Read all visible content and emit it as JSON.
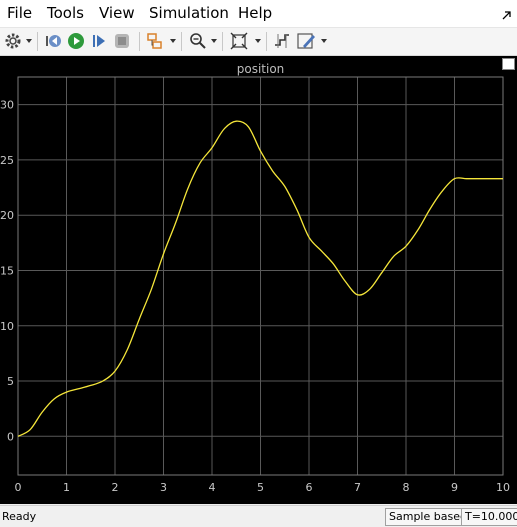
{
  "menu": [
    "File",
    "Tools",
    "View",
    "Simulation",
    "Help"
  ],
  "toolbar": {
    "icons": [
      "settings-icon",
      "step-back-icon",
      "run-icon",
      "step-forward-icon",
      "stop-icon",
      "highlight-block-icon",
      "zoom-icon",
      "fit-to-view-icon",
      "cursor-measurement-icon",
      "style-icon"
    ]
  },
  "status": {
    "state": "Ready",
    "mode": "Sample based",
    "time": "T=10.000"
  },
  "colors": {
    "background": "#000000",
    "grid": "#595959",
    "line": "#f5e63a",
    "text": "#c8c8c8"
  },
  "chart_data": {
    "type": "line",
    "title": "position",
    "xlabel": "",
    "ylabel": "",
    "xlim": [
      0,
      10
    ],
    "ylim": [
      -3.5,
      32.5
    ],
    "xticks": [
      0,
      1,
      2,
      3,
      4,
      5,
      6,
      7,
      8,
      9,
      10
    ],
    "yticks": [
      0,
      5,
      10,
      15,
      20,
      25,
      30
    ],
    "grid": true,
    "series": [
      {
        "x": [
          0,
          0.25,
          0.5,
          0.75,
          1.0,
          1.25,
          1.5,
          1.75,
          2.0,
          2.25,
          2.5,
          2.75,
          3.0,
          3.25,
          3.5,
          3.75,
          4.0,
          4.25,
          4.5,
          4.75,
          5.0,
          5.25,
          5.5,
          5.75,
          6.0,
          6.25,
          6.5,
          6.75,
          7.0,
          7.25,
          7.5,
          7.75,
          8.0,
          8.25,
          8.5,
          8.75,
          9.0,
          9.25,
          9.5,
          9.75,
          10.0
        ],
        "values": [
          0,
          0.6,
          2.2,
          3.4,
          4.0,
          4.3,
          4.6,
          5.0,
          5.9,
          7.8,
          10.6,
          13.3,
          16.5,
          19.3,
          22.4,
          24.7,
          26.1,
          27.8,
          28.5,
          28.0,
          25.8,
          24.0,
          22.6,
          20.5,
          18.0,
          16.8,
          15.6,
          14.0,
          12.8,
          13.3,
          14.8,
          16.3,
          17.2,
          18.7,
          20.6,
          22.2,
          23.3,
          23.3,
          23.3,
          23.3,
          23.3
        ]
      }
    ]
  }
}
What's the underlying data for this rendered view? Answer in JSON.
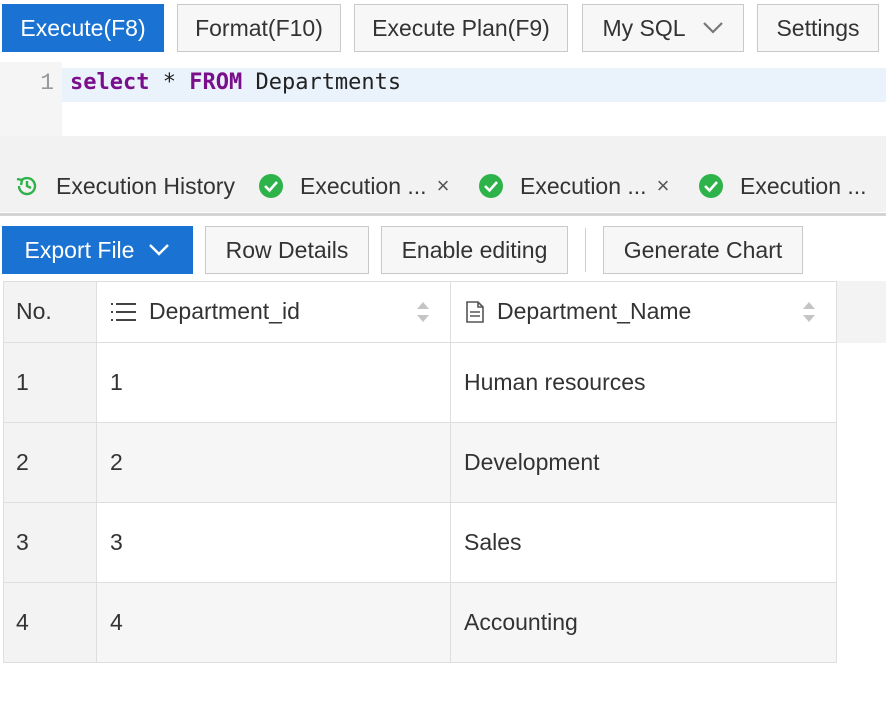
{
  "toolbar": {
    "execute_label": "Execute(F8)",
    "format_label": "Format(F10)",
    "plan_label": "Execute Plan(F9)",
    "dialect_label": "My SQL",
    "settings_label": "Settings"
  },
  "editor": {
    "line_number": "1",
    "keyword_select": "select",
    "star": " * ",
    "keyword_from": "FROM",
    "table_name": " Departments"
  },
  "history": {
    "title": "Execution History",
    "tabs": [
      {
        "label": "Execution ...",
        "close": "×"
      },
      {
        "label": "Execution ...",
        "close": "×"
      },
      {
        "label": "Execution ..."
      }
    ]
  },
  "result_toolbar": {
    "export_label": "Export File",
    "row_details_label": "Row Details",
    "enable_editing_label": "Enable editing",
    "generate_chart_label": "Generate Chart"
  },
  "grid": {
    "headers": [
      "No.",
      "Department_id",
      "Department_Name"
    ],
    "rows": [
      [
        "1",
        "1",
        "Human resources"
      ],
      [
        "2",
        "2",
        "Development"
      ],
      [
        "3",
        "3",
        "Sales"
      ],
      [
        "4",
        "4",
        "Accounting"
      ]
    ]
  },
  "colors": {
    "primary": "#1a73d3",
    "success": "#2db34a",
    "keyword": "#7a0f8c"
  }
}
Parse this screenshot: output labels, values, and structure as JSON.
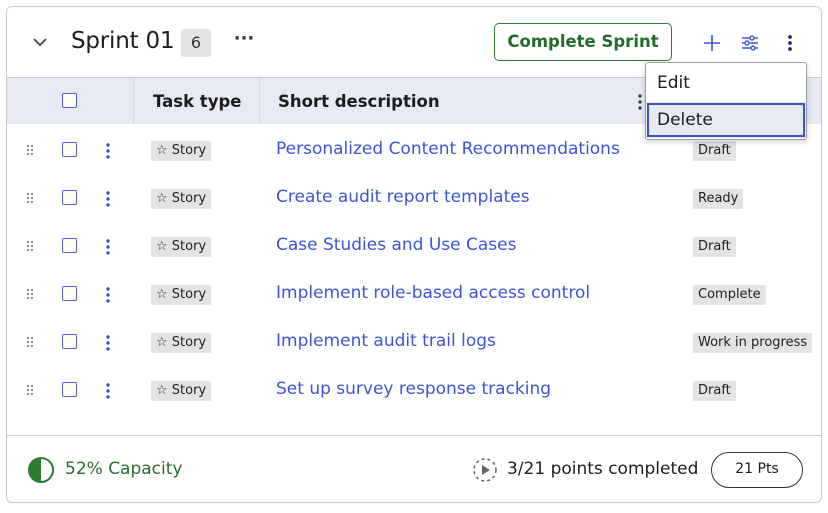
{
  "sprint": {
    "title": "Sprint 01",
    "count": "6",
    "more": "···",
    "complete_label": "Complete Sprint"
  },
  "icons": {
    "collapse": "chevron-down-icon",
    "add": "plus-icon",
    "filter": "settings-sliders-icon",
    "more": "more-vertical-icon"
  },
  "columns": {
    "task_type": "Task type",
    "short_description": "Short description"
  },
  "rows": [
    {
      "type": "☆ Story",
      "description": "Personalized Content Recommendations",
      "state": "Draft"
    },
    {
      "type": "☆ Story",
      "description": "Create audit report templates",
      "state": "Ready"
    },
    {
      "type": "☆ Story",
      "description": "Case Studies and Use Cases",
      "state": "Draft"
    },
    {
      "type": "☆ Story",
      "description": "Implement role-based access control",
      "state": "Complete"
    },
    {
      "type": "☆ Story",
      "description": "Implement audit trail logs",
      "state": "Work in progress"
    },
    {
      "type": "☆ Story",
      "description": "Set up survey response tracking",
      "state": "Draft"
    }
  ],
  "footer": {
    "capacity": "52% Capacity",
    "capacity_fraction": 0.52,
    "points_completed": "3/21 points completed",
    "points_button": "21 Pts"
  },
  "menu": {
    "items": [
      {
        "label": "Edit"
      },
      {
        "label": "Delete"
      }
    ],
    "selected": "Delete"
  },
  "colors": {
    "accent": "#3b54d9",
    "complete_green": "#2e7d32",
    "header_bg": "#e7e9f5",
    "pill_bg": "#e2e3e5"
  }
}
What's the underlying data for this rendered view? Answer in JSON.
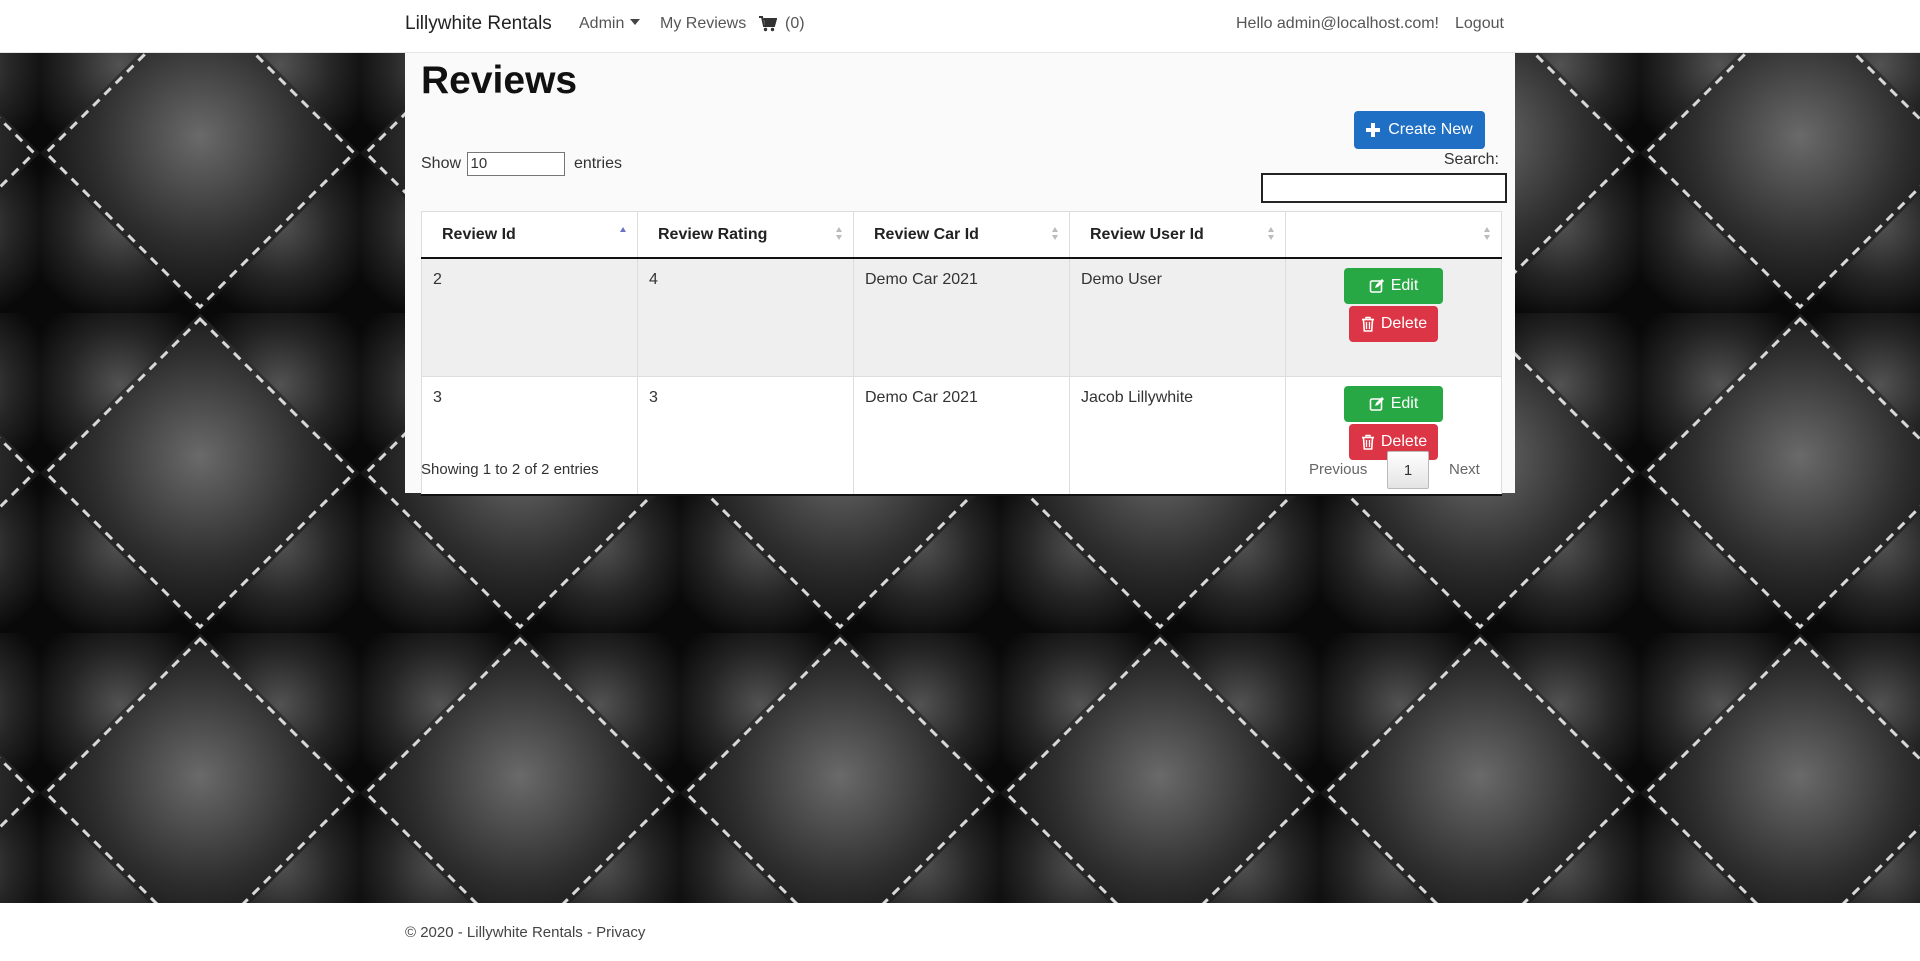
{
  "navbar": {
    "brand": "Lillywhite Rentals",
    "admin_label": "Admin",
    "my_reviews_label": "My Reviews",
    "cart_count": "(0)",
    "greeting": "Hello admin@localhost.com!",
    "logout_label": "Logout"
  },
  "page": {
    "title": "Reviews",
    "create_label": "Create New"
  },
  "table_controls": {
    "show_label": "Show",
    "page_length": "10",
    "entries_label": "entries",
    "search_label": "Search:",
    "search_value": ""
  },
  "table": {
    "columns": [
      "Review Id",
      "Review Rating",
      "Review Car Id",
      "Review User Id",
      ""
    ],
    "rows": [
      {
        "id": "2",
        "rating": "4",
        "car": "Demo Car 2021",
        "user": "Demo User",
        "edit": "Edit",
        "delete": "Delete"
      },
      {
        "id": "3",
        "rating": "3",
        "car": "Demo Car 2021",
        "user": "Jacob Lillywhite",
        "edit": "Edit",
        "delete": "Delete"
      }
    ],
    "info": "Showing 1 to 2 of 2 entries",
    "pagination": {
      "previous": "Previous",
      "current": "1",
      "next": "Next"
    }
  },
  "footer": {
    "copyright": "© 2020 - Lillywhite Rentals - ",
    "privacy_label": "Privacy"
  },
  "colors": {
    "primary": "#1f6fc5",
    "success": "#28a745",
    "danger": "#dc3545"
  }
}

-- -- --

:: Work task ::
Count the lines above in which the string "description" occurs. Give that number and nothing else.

:: Answer for this exercise ::
7